We know Erykah Badu for her killer voice, her soulful blending together of funk, jazz, hip hop and R&B, her unique vogue (who could forget those head wraps?), and her naturally theatric mannerisms. Badu, ever a bundle of musical energy, put all of these qualities together Sunday night when she performed an exquisite set for the crowd at Level nightclub in South Beach.
With a lit stick of incense held in her teeth, the singer made her way onto the stage sporting a spectacular Afro wig (with a pick in it of course), sequined boots, and a denim artist’s apron. Then after settling comfortably between her drum machine and turntable, she proceeded to seduce the entire club and everyone in it with the kind of performance concertgoers long for.
She played two plus hours of music, including staples like “On & On” from her critically acclaimed first album, Baduism, and “Didn’t Cha Know” from her second, equally lauded album Mama’s Gun. Songs, reflections, drum beats, and dancing all melded beautifully together.
Part way through the show Badu suddenly tore off her Afro wig, uncovering her short, natural, twisted hair, singing the line, “This is how I look without makeup.” This segued into the song “Cleva.” Her songs broke into spoken word, fell under spells of percussion, and returned to song. Badu, always one to speak her mind, reserved time to ardently oppose war with Iraq, and voiced support for fellow artists and musicians -dubbing the concert the “Struggling Artists Tour.”
The audience was treated to a special appearance by soul legend Betty Wright, who accompanied Badu for the song called “A.D. 2000,” which pays homage to Amadou Diallou, who was shot dead by police in New York. Badu also revealed a new song from her eagerly anticipated third album, which is rumored to be near completion.

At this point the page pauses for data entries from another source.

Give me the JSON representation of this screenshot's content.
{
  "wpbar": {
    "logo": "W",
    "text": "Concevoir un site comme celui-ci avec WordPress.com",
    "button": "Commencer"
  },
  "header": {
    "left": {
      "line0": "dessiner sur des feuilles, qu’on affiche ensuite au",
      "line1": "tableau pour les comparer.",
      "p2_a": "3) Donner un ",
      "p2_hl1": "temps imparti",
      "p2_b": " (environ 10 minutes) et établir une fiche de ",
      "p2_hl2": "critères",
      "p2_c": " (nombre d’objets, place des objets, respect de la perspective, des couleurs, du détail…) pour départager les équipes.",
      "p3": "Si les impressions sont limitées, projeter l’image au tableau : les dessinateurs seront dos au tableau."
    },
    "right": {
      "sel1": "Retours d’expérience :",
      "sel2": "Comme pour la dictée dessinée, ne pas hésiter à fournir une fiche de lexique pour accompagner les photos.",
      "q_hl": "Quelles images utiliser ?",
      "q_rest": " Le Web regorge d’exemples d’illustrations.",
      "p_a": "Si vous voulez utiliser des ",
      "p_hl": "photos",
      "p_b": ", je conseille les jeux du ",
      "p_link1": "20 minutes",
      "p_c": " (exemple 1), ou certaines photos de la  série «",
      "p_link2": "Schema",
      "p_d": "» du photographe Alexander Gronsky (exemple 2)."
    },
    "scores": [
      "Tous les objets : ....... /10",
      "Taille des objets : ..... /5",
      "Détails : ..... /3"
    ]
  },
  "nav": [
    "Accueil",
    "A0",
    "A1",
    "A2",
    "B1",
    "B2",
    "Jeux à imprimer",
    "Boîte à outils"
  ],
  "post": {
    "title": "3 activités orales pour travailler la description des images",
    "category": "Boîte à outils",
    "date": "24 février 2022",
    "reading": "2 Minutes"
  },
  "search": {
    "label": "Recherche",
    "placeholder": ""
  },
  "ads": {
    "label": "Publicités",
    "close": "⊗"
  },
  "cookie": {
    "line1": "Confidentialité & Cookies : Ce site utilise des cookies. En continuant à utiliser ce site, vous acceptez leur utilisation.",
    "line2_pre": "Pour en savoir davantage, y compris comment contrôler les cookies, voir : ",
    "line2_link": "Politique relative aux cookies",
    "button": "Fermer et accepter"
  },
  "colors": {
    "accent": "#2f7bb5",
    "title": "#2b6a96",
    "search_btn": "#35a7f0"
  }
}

Recently, Erykah has earned kudos for a collaboration with eclectic hip hop artist Common on “Love of My Life (an ode to Hip Hop),” a hit track featured on the Brown Sugar soundtrack. Turntable by her side, Badu playfully spun tunes by artists like the Beastie Boys, NWA, Biggie Smalls and A Tribe Called Quest. She left the turntable and started rapping on her own, dabbling in a medley of classic hip hop songs including “Rapper’s Delight.” After one last song, she exited the stage.
During the encore, the audience clapped for her and chanted her name until she came back to the microphone for one last time, to croon “Bag Lady.” Glowing with energy, she danced, shooped, leapt into the air, and stood on her hands. She jumped off the stage and crowd surfed. All eyes were glued to her, this woman whose every move and every word emanated grace, authenticity and funkiness.
Liz Johnson can be reached at firstname.lastname@example.org.